Niamh Wilkie found herself homeless when she was just 16.
There had been a relationship breakdown in her family home, and she felt she had to remove herself from the situation.
In January this year, she went to school one day knowing that she couldn’t go home.
After a week sofa-surfing at a friend’s house, she sought help from youth homelessness charity the Rock Trust.
Within days, she was placed with its Nightstop service, where volunteers host people within their homes.
She stayed with Gordon Cameron in Livingston for around a month. His home quickly became a sanctuary for her.
Niamh, who is now in supported accommodation and getting ready to start a childcare course at college, said: “It felt like a home environment, very peaceful, I had my own space, I could talk to Gordon about whatever I needed.
“It was really important to me, because I never felt like that in my old place.

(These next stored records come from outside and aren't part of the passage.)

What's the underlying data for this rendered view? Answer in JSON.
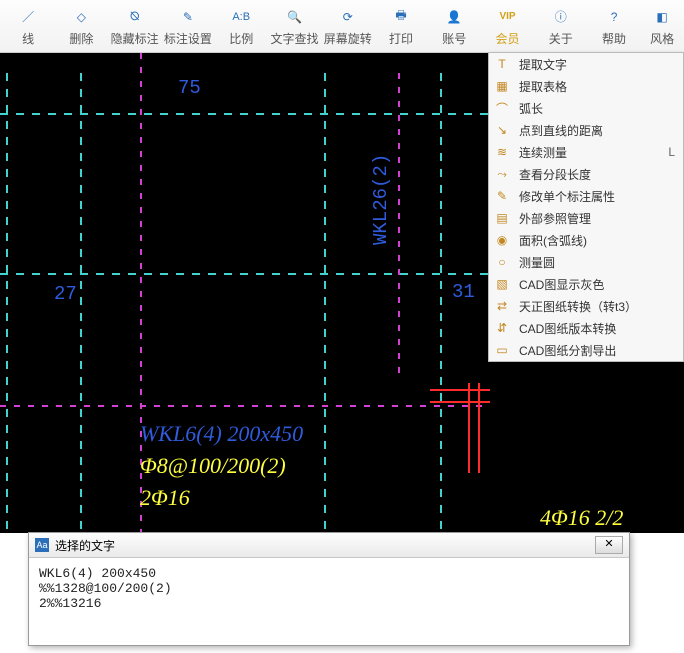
{
  "toolbar": [
    {
      "label": "线",
      "icon": "／"
    },
    {
      "label": "删除",
      "icon": "◇"
    },
    {
      "label": "隐藏标注",
      "icon": "⦰"
    },
    {
      "label": "标注设置",
      "icon": "✎"
    },
    {
      "label": "比例",
      "icon": "A:B"
    },
    {
      "label": "文字查找",
      "icon": "🔍"
    },
    {
      "label": "屏幕旋转",
      "icon": "⟳"
    },
    {
      "label": "打印",
      "icon": "🖶"
    },
    {
      "label": "账号",
      "icon": "👤"
    },
    {
      "label": "会员",
      "icon": "VIP",
      "vip": true
    },
    {
      "label": "关于",
      "icon": "ⓘ"
    },
    {
      "label": "帮助",
      "icon": "?"
    },
    {
      "label": "风格",
      "icon": "◧"
    }
  ],
  "menu": [
    {
      "label": "提取文字",
      "icon": "T"
    },
    {
      "label": "提取表格",
      "icon": "▦"
    },
    {
      "label": "弧长",
      "icon": "⌒"
    },
    {
      "label": "点到直线的距离",
      "icon": "↘"
    },
    {
      "label": "连续测量",
      "icon": "≋",
      "shortcut": "L"
    },
    {
      "label": "查看分段长度",
      "icon": "⤳"
    },
    {
      "label": "修改单个标注属性",
      "icon": "✎"
    },
    {
      "label": "外部参照管理",
      "icon": "▤"
    },
    {
      "label": "面积(含弧线)",
      "icon": "◉"
    },
    {
      "label": "测量圆",
      "icon": "○"
    },
    {
      "label": "CAD图显示灰色",
      "icon": "▧"
    },
    {
      "label": "天正图纸转换（转t3）",
      "icon": "⇄"
    },
    {
      "label": "CAD图纸版本转换",
      "icon": "⇵"
    },
    {
      "label": "CAD图纸分割导出",
      "icon": "▭"
    }
  ],
  "dims": {
    "top": "75",
    "left_axis": "27",
    "right_axis": "31",
    "wkl26": "WKL26(2)"
  },
  "annotations": {
    "line1": "WKL6(4) 200x450",
    "line2": "Φ8@100/200(2)",
    "line3": "2Φ16",
    "line4": "4Φ16 2/2"
  },
  "dialog": {
    "title": "选择的文字",
    "text_lines": [
      "WKL6(4) 200x450",
      "%%1328@100/200(2)",
      "2%%13216"
    ]
  }
}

I found a place that I could call home.
“It’s given me time to think about my future, where I’m going to be in the next few months.”
Projects like Nightstop are among those highlighted in a new guide looking at how homelessness can be prevented.
The document, launched by Crisis in Glasgow today, contains 75 examples of organisations or projects providing vital support.
The charity says the cost of living crisis is fuelling concerns that more people will find themselves homeless.
It aims to make sure that anyone who finds themselves in a situation like Niamh has a safety net of support – wherever they are in Scotland.
Meanwhile, the Rock Trust is looking for more host volunteers to come forward for its Nightstop service, particularly in the West Lothian area.
Niamh’s host Gordon says it’s a rewarding role. “First of all, it a little bit daunting for them,” he said.
“But after two or three days or so, you see a massive difference. They feel refreshed. It’s a big relief for the young people.”